RESEARCH INTO MENTAL HEALTH CAN DO MORE to tackle mental health inequalities and support a more equitable recovery from the Covid-19 pandemic, according to a paper published by the Centre for Mental Health.
Fit for purpose? Addressing inequities in mental health research exacerbated by Covid-19 was produced on behalf of the Mental Health Research Group, an independent group of leaders in mental health in England.
The report finds that mental health research can do more to tackle deeply entrenched inequalities in the causes of poor mental health. It can help us to find new and better ways to promote good mental health, prevent mental illness and support people living with mental health difficulties.
But to do that, it needs to be open to new ways of working, different types of evidence, and a more diverse range of people to become involved in research. People experiencing mental ill health especially need more opportunities to lead, deliver and communicate research.
Systemic change in the ways mental health research is planned, funded and delivered in the wake of the Covid-19 pandemic is called for in the report. It also calls on all those who carry out, fund or manage research to:
- Ensure wider representation of groups and communities that have been silenced or overlooked: especially racialised communities.
- Invest in widening the range of people and organisations that can access research funding: including community and user-led organisations.

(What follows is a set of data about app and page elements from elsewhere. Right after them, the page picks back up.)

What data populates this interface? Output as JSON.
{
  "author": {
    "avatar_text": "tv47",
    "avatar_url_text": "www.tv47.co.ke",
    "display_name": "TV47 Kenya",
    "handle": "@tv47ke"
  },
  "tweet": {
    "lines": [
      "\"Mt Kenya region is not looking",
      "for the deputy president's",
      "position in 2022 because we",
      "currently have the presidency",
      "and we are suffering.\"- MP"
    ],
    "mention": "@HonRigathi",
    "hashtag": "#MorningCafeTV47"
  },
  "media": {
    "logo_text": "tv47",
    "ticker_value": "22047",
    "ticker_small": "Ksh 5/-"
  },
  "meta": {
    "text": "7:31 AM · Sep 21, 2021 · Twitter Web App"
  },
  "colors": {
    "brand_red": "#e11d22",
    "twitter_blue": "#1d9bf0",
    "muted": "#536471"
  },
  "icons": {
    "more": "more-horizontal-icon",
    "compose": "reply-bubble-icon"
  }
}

- Ensure resources are targeted towards key areas that will help to build the evidence base for tackling mental health inequalities, including children and young people, prevention, and factors which influence mental health.
- Find ways to bring together and value different types of knowledge in the production of evidence to inform policy and practice.
The report includes examples of work wjich is taking place to address mental health inequalities and challenge inequities of power and influence within mental health research.
Neha Shah, City University, said: “Tackling inequities in mental health requires us to acknowledge which aspects of mental health are less well researched, to enable communities, those with lived experience, and silenced groups to engage with and be prioritised in research, and to reach out from disciplinary and professional silos to tackle problems collaboratively. This includes, but is not limited to people who have been diagnosed with mental illness and used clinical services.
“In the last year, we have all faced challenges, experienced losses and found ways to be resilient. We must acknowledge the wider environment which can support or threaten our mental health from childhood to old age. We call for funders and developers of today and tomorrow’s research to invest in different ways of working to ensure we address the whole of people’s experience and know how best to support people where and when they need it.”
Centre for Mental Health chief executive, Sarah Hughes, said: “Mental health research has been under-funded for decades. And even now, with greater awareness and interest, it remains poorly supported. But the research we have is also too narrow, with too few voices getting heard. The result is that policies and services that could make a difference are too easily dismissed for a ‘lack of evidence’. This has to change. We need more mental health research. And we need it to be more diverse, more challenging and more reflective of the people whose lives are being talked about. We want this paper to spur action at every level and create a vibrant, equitable and impactful mental health research economy for the future.”
Rebecca Gray, Maudsley Charity Chief Executive, said: “The obstacles and challenges to developing research that is truly driven by the needs of communities came in to sharp focus during the pandemic. As a funder that works across the boundaries of NHS, academia and community organisations, we were really keen to support the Royal Foundation and Centre for Mental Health in convening this expert group to think through these issues and highlight what needs to change.”
Mental health inequalities are closely related to social and economic inequalities. For example:
- Children from households with low incomes are four times as likely to have a serious mental health difficulty by the age of 11 as those from the wealthiest households.
- Men and women from Black African and Caribbean communities in the UK are more likely to be diagnosed with severe mental illness than white people, and three times more likely to be sectioned under the Mental Health Act.
- Women who have experienced violence and abuse are at a greater risk of mental ill health.
- Children and adults with a learning disability and autistic people are three times more likely to experience mental ill health.
* Read Fit for purpose? here.
* Source: Centre for Mental Health